[Collected data]
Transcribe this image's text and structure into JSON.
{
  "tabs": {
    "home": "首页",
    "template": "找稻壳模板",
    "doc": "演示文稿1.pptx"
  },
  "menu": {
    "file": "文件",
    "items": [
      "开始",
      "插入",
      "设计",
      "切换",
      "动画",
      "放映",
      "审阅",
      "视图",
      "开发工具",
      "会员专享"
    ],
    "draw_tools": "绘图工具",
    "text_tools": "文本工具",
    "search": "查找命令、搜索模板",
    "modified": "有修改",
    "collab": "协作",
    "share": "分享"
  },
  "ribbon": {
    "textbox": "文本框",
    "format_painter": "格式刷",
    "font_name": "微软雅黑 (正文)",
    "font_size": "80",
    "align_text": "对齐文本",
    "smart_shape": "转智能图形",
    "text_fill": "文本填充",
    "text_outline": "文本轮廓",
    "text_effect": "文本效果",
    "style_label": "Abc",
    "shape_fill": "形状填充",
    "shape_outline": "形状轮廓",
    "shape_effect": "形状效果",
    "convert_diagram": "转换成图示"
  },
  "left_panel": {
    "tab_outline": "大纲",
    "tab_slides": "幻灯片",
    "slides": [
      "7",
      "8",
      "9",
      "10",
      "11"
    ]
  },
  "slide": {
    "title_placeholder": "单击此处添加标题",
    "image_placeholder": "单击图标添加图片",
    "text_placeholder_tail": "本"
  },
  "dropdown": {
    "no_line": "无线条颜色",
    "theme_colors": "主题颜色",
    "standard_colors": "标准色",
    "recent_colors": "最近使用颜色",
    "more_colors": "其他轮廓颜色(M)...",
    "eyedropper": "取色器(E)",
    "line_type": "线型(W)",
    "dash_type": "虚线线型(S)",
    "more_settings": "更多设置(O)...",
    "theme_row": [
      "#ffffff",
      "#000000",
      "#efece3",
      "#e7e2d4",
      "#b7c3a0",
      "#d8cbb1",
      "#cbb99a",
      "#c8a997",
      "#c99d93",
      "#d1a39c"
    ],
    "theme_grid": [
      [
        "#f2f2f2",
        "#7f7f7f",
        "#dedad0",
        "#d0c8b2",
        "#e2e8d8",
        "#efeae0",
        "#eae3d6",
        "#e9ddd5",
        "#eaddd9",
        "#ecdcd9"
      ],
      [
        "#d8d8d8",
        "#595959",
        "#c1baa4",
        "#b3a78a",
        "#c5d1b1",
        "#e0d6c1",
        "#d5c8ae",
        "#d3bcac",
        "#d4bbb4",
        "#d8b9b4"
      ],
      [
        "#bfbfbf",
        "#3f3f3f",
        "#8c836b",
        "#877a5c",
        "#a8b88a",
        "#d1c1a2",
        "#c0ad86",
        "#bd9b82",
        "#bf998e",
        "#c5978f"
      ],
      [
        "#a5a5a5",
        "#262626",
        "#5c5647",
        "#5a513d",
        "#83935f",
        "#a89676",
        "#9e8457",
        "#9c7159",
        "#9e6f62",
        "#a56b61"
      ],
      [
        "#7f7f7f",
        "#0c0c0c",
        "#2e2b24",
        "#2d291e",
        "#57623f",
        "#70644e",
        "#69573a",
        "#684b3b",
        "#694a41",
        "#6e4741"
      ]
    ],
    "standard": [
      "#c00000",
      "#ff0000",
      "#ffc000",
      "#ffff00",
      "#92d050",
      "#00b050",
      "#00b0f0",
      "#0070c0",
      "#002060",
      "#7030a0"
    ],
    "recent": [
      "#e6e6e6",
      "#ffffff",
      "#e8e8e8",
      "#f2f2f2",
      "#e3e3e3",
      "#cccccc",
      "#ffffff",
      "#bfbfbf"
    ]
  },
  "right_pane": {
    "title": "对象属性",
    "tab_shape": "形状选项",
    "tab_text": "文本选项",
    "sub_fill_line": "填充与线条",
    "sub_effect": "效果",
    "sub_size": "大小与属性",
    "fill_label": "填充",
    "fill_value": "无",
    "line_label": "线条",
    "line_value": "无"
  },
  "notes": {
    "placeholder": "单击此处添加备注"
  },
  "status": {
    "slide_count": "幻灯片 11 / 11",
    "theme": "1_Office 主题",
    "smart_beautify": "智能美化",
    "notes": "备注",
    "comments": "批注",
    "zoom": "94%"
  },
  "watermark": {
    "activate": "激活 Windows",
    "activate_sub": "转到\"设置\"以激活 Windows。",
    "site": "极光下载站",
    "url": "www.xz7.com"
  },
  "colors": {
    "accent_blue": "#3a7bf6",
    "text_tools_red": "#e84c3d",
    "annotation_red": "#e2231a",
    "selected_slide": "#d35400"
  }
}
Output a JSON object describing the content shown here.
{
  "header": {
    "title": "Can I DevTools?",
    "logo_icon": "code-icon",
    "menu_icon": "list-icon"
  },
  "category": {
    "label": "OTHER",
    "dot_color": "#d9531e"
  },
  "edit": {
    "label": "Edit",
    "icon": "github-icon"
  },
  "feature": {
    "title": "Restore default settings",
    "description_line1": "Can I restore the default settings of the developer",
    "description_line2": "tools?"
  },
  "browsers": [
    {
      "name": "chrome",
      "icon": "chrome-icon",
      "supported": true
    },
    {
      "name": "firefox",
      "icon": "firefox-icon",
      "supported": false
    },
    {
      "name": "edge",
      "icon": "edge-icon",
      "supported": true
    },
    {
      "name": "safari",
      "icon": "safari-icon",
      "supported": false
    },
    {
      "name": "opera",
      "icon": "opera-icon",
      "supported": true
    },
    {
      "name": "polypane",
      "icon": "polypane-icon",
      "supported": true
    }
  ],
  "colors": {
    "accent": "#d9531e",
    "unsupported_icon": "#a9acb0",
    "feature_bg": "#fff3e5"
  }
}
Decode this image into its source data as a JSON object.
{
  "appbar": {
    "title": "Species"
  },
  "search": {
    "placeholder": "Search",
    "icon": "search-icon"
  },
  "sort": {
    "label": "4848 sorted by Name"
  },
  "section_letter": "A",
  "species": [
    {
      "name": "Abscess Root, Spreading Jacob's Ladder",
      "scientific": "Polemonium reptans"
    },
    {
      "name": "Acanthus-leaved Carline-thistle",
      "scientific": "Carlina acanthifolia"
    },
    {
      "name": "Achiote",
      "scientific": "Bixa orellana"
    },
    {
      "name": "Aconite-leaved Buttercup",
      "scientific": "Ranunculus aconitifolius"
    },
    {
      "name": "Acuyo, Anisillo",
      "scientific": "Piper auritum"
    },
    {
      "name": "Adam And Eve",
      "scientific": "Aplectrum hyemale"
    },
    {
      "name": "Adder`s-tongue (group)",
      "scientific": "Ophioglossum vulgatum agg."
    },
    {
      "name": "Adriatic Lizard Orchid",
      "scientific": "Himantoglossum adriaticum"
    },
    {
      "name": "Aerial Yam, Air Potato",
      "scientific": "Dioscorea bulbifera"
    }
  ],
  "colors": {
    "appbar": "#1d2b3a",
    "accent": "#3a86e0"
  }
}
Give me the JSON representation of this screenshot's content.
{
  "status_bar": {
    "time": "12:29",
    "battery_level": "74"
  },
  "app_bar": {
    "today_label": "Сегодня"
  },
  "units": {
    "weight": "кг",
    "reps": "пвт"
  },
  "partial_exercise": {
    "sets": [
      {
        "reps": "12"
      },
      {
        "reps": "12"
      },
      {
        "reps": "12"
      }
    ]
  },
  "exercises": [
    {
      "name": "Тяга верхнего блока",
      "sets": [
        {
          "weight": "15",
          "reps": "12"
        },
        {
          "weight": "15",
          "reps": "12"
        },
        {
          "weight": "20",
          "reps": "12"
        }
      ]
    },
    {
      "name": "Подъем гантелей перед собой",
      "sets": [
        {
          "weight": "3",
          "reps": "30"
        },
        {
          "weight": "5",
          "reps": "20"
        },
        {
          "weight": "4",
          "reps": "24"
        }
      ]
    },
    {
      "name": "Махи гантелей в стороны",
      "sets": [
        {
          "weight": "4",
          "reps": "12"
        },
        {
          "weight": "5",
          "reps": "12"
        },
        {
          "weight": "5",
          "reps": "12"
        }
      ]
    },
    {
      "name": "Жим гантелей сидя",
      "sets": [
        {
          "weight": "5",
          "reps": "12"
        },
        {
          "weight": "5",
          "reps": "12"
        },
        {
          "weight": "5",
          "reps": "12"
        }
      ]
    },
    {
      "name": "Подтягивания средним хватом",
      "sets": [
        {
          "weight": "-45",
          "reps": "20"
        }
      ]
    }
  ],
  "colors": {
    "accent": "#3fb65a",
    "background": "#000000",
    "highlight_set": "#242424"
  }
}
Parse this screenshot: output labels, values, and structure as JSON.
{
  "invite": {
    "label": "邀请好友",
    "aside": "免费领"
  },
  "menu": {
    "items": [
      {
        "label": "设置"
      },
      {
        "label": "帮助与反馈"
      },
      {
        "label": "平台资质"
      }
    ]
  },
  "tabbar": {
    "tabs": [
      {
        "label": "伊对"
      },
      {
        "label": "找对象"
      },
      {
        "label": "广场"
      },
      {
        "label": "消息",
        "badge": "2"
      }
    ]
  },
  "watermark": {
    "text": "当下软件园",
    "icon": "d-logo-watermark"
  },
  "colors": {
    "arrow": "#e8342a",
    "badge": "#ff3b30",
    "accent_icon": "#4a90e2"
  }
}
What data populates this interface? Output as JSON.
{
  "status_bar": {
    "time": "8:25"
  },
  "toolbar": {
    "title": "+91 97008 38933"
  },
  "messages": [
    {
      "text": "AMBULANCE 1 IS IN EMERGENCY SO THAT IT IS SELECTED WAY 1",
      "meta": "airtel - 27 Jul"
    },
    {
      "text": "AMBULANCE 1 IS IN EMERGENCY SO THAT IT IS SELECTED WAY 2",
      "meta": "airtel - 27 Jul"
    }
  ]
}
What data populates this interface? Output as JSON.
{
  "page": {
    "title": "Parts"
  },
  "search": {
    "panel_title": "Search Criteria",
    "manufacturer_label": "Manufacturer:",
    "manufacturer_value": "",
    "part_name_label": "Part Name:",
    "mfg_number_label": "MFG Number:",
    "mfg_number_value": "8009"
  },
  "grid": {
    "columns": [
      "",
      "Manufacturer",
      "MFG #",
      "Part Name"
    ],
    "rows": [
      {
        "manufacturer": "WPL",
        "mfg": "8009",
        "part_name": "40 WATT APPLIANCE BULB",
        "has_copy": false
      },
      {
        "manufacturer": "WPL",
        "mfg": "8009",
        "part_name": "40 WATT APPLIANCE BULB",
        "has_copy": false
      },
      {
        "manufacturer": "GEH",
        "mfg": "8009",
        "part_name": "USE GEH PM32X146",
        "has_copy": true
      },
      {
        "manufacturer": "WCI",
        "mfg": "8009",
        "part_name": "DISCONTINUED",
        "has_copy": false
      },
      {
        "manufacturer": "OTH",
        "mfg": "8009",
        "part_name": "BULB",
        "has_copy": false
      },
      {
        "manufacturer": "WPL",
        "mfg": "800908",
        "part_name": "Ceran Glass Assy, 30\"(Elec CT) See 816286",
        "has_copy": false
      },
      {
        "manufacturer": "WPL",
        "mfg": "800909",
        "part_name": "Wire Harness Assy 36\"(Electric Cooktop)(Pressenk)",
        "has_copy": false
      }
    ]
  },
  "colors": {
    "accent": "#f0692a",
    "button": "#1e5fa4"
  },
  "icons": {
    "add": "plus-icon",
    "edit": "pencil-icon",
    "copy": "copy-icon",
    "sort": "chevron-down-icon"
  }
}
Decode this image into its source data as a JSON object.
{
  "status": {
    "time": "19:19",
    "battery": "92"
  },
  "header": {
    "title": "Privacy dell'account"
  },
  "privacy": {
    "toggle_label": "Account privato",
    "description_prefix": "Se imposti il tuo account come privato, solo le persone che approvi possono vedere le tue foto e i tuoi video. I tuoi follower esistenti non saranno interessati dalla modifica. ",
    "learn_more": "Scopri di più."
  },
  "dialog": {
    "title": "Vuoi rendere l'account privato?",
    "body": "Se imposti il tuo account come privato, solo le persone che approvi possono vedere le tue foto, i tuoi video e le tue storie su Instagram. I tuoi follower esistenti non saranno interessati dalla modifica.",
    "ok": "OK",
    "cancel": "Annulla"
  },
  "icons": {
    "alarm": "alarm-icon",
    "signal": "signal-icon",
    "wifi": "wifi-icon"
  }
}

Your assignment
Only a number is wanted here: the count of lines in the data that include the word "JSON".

The completed task
8